Wow! I'm really humbled. It's been a crazy few years, from releasing records to doing charity stuff. I think the proudest I can be of one significant thing (I mean I've done loads of events) I think maybe it was the 'SpAIR Max Day' we did in 2018. Basically, what we did, I just threw it out to the community, can you give me all the shoes that you don't wear in your closet, we're gonna clean them up, and with the help of Jason Markk we cleaned up hundreds of shoes. Then we gave them to Solly at the Brixton soup kitchen to distribute to those who were less fortunate. It was an antithesis to what Nike do with Air Max day, ours was SpAIR Max day. So all your Spare Airs, SpAIRS! We had so many people come through and donate, we were so appreciative of their generosity, and the time everybody gave up to make it happen, even everyone at the soup kitchen as well. Hopefully, we've helped quite a few people around Brixton and surrounding areas, they were distributed wherever Solly saw fit, so people have acquired some steezy footwear! We cleaned them all up, it was pretty dope. Somebody I wanted to mention who helped us out, came to help clean the sneakers was a guy called Casper Fox, he was a great guy, he created a community called the Real Sole Family, he welcomed everyone in, he was just a top boy, but sadly he passed away last year, but without his help, we wouldn't have had as many shoes, and he gave up his time to do that. So yeah, SpAIR Max day has to be the best thing. The whole thing was about sustainability as well, because if people have got all these shoes in their closets, and they're not wearing them etc. there are people out there who can and will be able to wear them, then we should be putting them where they can be worn. Trying to utilize our platform in the right way. We hit the sustainable angle and the people who are less well off. We're making sure that these shoes don't end up in landfills, y' know?
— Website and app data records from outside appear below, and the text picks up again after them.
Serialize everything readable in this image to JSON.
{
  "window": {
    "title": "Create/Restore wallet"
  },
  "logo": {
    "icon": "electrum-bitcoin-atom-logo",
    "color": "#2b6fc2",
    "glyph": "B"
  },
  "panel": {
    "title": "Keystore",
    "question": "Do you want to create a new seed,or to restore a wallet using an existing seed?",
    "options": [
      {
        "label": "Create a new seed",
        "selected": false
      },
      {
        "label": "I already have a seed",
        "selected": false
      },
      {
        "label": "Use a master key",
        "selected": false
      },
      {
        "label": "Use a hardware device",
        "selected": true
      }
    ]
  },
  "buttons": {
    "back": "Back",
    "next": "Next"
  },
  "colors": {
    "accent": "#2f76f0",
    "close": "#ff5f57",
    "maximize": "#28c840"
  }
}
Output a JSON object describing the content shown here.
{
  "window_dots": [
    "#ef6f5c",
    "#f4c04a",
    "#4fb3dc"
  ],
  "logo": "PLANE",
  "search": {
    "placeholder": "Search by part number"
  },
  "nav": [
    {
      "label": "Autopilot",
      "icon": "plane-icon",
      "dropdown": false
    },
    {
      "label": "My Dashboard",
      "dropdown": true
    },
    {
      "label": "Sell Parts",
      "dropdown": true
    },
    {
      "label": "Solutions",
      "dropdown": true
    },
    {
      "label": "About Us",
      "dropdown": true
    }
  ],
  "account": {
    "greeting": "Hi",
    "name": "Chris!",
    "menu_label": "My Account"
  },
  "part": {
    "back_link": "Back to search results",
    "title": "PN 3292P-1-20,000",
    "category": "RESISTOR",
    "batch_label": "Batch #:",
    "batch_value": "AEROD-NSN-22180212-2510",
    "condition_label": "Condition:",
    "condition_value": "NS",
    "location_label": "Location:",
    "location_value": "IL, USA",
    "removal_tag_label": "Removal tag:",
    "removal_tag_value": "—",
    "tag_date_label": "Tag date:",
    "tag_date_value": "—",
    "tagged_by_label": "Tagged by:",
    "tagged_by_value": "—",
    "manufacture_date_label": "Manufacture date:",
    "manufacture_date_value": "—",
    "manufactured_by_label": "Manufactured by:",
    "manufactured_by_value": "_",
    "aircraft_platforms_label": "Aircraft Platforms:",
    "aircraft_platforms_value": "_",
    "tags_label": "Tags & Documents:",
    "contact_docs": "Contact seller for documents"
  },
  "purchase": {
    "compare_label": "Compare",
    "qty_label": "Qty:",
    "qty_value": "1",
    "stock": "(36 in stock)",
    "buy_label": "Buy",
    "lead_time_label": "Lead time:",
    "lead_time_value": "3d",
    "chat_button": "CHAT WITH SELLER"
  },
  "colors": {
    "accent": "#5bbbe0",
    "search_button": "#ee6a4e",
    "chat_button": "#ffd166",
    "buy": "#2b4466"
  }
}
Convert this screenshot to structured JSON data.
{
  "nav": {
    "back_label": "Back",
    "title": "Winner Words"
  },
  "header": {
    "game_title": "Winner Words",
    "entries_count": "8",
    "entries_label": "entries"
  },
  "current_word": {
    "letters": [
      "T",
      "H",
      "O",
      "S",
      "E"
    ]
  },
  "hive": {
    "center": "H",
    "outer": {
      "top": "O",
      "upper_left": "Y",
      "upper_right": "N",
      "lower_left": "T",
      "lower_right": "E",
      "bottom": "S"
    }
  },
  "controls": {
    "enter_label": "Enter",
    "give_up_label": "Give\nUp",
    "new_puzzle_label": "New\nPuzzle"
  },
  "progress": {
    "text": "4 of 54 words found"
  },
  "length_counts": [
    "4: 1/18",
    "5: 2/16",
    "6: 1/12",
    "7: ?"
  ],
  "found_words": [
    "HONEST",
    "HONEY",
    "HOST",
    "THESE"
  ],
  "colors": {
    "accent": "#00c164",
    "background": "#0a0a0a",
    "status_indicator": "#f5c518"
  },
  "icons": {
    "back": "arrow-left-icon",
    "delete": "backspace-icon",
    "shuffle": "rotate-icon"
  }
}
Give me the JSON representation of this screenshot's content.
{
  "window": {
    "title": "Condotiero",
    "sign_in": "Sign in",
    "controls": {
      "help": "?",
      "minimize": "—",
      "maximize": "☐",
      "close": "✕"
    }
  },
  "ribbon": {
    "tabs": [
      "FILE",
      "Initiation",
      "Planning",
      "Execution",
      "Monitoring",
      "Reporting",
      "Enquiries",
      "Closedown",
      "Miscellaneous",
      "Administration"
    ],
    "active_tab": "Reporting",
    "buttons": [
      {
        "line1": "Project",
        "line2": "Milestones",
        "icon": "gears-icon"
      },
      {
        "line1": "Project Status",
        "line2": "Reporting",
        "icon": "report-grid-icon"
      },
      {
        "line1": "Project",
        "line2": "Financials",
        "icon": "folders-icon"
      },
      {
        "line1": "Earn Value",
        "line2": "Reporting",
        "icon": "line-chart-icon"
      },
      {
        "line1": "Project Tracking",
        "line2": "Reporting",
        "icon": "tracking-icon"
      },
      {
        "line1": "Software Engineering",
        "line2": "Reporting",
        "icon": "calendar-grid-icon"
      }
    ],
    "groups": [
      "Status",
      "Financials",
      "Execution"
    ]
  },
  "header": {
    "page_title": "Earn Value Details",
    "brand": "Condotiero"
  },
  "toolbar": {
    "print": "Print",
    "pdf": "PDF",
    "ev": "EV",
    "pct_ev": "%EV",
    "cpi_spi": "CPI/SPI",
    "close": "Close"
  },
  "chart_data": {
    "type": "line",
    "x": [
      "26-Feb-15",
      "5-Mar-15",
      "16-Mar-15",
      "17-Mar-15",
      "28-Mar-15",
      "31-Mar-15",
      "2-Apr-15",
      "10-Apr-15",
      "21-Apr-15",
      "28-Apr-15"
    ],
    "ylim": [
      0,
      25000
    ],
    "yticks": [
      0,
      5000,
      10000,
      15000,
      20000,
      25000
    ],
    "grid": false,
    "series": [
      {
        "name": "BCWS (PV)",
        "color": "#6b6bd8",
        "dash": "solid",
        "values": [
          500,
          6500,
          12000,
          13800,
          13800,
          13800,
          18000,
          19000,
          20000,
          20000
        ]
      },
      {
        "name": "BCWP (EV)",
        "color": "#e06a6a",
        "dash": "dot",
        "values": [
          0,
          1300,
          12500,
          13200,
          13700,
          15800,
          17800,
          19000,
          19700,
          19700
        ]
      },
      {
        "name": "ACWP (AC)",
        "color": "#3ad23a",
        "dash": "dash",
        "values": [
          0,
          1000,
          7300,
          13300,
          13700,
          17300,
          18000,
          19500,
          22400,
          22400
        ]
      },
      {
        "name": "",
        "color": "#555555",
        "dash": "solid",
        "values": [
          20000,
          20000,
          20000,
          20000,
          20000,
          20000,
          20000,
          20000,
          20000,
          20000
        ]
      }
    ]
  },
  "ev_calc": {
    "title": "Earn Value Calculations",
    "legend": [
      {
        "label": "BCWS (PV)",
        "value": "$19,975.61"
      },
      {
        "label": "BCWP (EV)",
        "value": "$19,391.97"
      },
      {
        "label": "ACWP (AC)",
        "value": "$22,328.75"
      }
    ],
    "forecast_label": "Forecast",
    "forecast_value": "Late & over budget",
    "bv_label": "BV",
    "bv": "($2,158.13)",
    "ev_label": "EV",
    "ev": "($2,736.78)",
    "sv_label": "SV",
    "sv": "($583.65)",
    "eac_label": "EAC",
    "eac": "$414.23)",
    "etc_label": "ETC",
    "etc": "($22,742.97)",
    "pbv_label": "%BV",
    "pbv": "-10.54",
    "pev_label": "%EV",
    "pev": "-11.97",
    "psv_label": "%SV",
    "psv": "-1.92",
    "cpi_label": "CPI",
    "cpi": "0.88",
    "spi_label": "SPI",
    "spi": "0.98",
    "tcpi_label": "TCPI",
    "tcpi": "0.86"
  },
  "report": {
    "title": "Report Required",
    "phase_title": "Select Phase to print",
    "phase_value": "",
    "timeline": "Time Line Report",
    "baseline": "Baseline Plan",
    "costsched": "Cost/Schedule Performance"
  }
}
I think it's like 157,000 tonnes of footwear ends up in landfill in the UK alone every year, it's a colossal amount, so let's get them on peoples feet and not end up buried harming the environment.
Speaking from experience, if you could give any advice right now to people in the sneaker game, what would it be?
If I could give any advice to anyone in the industry... Pay me and then I'll tell you!
Thank you to Kish for sitting down with us and follow him on Instagram.
Photos: Sachin Ghataaura